**Problem statement**
Below are some entries. Copy each line in them that holds "value".

*** Records to process ***

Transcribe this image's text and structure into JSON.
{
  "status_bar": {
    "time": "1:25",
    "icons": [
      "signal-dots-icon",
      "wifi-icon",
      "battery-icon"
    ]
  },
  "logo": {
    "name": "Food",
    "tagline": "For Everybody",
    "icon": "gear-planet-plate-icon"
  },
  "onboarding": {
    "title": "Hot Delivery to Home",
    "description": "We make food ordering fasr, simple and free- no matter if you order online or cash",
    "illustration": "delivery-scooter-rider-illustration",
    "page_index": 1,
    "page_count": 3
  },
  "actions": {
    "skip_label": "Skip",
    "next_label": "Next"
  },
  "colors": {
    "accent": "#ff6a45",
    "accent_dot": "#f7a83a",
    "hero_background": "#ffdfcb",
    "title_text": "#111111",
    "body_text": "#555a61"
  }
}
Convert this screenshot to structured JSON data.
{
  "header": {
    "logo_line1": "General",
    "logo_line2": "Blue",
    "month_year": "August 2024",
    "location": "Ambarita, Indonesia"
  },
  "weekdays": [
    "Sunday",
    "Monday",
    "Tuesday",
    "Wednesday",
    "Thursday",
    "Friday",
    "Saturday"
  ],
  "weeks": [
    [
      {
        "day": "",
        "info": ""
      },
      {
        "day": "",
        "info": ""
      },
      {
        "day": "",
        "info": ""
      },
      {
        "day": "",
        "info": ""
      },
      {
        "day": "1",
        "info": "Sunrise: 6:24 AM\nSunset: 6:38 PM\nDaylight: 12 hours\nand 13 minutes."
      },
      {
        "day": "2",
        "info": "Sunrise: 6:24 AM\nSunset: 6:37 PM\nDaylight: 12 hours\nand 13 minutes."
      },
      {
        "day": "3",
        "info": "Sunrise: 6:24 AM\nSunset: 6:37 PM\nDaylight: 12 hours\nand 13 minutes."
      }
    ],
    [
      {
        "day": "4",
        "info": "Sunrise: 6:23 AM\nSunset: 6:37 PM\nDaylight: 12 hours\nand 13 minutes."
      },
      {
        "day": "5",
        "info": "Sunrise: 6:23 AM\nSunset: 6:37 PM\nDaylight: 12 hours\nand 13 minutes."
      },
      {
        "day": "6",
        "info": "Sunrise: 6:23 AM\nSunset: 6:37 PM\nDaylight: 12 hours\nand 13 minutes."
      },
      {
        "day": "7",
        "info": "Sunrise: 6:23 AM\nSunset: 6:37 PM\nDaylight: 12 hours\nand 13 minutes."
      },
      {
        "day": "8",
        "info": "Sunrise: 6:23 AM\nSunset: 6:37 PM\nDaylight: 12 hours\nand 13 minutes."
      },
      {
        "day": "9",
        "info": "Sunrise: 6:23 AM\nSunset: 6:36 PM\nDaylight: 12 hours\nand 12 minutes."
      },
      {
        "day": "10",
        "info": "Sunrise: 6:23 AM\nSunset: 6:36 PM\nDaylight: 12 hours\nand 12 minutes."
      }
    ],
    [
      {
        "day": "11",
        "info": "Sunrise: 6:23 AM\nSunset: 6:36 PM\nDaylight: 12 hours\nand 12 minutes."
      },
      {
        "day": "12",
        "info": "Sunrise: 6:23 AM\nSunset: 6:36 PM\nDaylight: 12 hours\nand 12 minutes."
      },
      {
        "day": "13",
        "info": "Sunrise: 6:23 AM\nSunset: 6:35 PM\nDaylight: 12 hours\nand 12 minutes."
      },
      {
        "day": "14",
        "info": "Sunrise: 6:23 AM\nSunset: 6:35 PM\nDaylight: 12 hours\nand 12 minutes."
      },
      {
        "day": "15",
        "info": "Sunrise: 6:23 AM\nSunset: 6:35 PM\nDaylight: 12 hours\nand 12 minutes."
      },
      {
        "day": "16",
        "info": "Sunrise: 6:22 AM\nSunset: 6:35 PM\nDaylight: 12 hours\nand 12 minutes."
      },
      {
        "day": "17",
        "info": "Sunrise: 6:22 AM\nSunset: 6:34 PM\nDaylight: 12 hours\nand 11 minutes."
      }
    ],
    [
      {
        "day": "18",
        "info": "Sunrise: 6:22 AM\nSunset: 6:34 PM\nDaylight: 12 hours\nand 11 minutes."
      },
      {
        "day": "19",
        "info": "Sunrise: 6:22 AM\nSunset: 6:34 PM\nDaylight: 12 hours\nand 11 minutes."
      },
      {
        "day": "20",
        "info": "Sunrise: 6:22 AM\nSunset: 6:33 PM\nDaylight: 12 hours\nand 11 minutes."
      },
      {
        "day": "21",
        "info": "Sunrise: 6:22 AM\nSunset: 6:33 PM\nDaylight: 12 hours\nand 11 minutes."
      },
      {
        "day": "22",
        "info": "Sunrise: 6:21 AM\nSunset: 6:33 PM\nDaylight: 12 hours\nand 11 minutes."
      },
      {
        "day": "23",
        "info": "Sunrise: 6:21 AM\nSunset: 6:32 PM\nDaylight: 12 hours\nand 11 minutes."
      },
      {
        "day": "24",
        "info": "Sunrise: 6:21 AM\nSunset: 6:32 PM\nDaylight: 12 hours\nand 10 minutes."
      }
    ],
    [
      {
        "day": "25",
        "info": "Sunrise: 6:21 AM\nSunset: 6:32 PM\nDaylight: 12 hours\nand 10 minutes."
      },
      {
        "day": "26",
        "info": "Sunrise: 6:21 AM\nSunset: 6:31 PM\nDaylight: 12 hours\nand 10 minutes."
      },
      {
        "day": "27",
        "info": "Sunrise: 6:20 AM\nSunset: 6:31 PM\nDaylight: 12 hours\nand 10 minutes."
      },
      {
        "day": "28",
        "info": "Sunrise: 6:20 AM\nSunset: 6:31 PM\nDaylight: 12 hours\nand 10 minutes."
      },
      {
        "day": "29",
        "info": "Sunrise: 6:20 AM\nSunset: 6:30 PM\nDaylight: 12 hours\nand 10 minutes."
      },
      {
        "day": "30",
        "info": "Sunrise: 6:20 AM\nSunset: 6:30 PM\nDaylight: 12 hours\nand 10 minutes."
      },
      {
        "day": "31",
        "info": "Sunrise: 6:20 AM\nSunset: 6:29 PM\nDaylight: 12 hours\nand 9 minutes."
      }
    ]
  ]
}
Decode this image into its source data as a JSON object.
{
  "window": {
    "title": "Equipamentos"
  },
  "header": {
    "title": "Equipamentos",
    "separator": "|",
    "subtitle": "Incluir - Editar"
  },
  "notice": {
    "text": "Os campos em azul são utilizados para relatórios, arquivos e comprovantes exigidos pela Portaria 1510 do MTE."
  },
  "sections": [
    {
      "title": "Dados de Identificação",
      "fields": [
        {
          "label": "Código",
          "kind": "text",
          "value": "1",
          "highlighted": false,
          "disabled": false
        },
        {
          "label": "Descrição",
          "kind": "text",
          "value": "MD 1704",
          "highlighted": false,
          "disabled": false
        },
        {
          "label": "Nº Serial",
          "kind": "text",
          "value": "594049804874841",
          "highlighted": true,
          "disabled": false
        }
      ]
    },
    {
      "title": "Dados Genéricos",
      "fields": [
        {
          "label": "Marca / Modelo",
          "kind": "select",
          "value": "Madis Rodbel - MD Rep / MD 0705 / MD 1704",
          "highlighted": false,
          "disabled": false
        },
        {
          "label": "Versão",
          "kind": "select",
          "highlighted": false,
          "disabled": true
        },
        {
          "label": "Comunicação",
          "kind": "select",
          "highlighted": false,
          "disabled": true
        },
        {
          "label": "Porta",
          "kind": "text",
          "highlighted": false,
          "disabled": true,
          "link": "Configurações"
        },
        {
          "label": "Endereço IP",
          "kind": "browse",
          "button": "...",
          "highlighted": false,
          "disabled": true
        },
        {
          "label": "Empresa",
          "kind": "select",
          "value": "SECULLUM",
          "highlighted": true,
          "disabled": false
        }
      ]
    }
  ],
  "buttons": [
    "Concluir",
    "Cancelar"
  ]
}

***

**Task response**
          "value": "1",
          "value": "MD 1704",
          "value": "594049804874841",
          "value": "Madis Rodbel - MD Rep / MD 0705 / MD 1704",
          "value": "SECULLUM",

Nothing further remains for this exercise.